In other words, Assange deserves to be targeted by the US state, and even to be swept up in the false Russiagate narrative, because he published eye-opening things other news outlets wouldn't.
"They're trying to protect themselves," Lauria said. "They're saying, ‘He's doing something journalists don't do, therefore we're not doing this, therefore you're not going to be able to indict us for the same kinds of things.'"
Indeed, John Demers, the Justice Department's assistant attorney general for national security, told reporters Thursday Assange was "no journalist" but rather someone who engaged in "explicit solicitation of classified information."
Even further, a Friday piece by the Post's editorial board outright said, "We don't believe Mr. Assange's activities qualify as journalism, but the legal theory used against him could easily be applied to journalists."
"There is no law WikiLeaks broke" by publishing the names from the diplomatic cables contained in Manning's leaked documents, Lauria said, noting that two Guardian journalists published a password to the entire un-redacted Cablegate database, with source names in it that only intelligence agencies and governments could access, forcing Wikileaks to advance publication, in order to alert named informats to seek safety.
"That is why they say he's not a journalist. That is why the Washington Post is saying, and the New York Times, by the way, when he was first arrested… said, ‘We don't do that, we're respectable journalists, we don't break into computers,' and now the Post is going to say, ‘We don't reveal the names of informants.'" Lauria noted.
"So they're trying to defend, to protect themselves from future prosecution. But I don't think it's going to fly, necessarily."
Lauria also noted that publications like the Post opposed WikiLeaks' divulgences because of their own support for US militarism, including fanning the flames for the wars in Iraq and Afghanistan — wars in which WikiLeaks exposed the US engaging in war crimes.
"But now the Trump administration has gone too far with this indictment, and you've got a lot of people like the ACLU and others coming out.
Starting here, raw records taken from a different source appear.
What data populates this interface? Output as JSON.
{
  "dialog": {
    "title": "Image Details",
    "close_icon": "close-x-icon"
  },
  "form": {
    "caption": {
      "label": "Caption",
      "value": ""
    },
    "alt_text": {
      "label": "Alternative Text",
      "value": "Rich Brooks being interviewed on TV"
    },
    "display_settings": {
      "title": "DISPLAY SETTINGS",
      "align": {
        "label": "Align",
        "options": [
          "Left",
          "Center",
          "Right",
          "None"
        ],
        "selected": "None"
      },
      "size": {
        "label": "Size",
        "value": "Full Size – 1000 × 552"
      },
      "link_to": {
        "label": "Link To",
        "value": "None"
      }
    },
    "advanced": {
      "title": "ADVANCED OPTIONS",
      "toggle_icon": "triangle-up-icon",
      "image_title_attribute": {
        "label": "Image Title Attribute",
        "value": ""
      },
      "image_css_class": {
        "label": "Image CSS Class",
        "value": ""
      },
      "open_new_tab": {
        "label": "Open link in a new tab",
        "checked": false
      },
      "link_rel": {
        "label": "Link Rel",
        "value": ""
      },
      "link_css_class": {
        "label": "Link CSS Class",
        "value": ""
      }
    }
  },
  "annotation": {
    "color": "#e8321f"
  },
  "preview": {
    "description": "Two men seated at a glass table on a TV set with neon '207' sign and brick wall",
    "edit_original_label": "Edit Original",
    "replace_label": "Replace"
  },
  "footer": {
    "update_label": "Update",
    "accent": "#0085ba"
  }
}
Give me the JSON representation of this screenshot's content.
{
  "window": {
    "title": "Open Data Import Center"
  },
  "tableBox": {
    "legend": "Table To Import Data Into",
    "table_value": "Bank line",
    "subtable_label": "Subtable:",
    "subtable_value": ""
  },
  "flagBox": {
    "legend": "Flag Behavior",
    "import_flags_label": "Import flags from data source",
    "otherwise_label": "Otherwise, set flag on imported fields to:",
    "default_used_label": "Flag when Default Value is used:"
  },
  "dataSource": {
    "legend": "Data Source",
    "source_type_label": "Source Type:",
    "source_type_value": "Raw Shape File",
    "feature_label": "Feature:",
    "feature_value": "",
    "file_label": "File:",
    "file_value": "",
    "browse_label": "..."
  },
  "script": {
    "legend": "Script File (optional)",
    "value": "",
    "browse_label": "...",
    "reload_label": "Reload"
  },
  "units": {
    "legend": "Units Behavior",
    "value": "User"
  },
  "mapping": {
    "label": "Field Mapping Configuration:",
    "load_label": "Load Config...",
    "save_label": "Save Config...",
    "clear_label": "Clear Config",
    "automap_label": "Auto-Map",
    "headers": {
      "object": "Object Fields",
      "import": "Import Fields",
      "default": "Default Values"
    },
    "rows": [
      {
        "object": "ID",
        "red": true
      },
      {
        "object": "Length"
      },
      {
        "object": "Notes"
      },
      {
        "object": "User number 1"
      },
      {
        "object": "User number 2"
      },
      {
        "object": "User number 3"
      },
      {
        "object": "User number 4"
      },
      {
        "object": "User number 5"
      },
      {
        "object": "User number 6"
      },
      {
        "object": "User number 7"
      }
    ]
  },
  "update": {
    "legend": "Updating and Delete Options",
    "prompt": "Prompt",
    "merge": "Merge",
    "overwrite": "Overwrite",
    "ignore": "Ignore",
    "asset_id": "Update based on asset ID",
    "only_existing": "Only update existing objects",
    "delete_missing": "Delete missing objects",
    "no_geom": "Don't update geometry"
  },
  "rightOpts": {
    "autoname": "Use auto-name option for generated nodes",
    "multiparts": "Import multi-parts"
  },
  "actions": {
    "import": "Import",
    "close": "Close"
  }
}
People here in Australia, Australian politicians, even the former foreign minister, Bob Carr, came out and said that they support Assange now," Lauria told Sputnik.
"Nobody in the Australian establishment here was saying anything in support of their own citizen, but suddenly this indictment has now caused some pretty right-wing [politicians] to come out in his defense, so this could be a positive thing if, in fact, everyone sees this for what it is."